The farmer set the camera up in his garden, and was rewarded with several pictures each night of a dark backed fox nosing around, always at random times between 11.30pm and 4.30am.
In early August, they cut the wheat below the farm house where I felt
pretty sure they would flush a fox, but unfortunately, I wasn’t able to be there waiting with the shotgun due to work commitments. A few of the farm lads, however, did follow the combine along, but surprisingly nothing was seen except for a few rabbits.
I did, however, have the evening free the day they cut the wheat, so decided it would be worth a look at last light to see if anything visited the stubble to cash in on the now exposed mice and other goodies that had, until now, enjoyed the thick cover of the crop.
As this is a pretty large field, and it was a fairly windy evening, I opted for

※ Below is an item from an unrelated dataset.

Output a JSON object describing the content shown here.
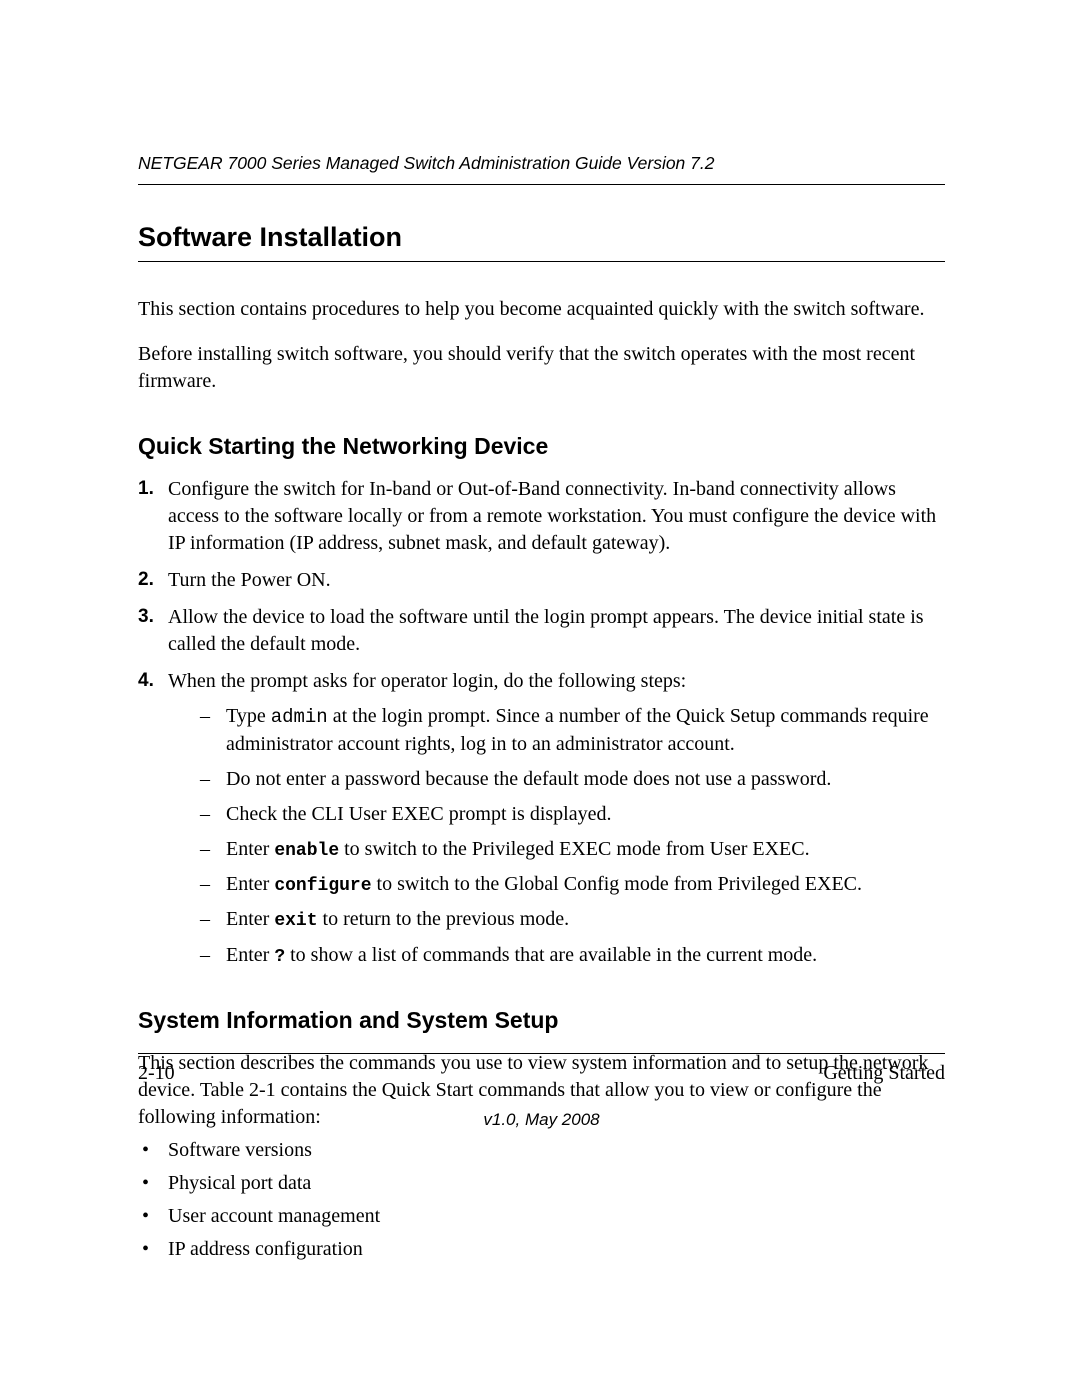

my 260 rifle, as it would be better for long shots from a static position. I had also just upgraded the scope to one of the new Nexus scopes from Element optics, which was proving to be an excellent scope, so I was keen to see how it would perform at night. I’ll be reviewing the Nexus in more detail in the next issue!
Although I always prefer a dedicated night scope when shooting after dark,
I felt this would be a better option for shooting at dusk, and I could always use my night vision add on with it once it was too dark to see.
Setting up on a bale in the middle of the field, I sat and waited for a couple of hours. As day turned to dusk, a few rabbits appeared, followed by a couple of badgers hunting the stubble, one of which I squeaked to within 10 yards of me before it saw me hiding behind the bale.
Once it was properly dark, I put out my fox pro caller and set it going with several different calls, pausing for a few minutes between each. It got to around 11pm, and I was beginning to think about getting home for something to eat and a cheeky little nightcap or two when a heat source caught my eye through the Pulsar Accolade. Probably only 60 yards to my right, a fox sat looking towards me, that could only have come from the farm garden.
It looked a little suspicious, so I carefully set the caller going again, which was further down the field, in the hope that it might draw the fox towards it and away from me. Sure enough, as soon as it started, the fox’s head spun round towards the caller, and it confidently trotted out towards it.
At about 70 yards I gave it a shout and it stopped side on, making for an easy shot off the bale, punching a small hole in the chest of the fox and taking an array of working parts out the other side. I could clearly see through the scope that the back on this fox was definitely dark, and
I quickly hurried over to check if I had finally dealt with my nemesis.
The vixen was indeed very dark backed, but what puzzled me was this was one of this year’s foxes, and wouldn’t have been around when I first saw a dark backed fox during lambing. Could this perhaps be an offspring from the one I’d seen previously that had inherited its parents’ coat markings?
My fears were confirmed the next morning when the farmer forwarded a picture from his trail camera of a more adult-looking dark-backed fox from the early hours after I had left the farm…
More from Mark Ripley
- Full-time foxing with Mark Ripley
- Mark Ripley reviews the Swarovski DS scope
- Long range foxing with Mark Ripley
- Fox control in springtime with Mark Ripley
- Foxing during a driven game day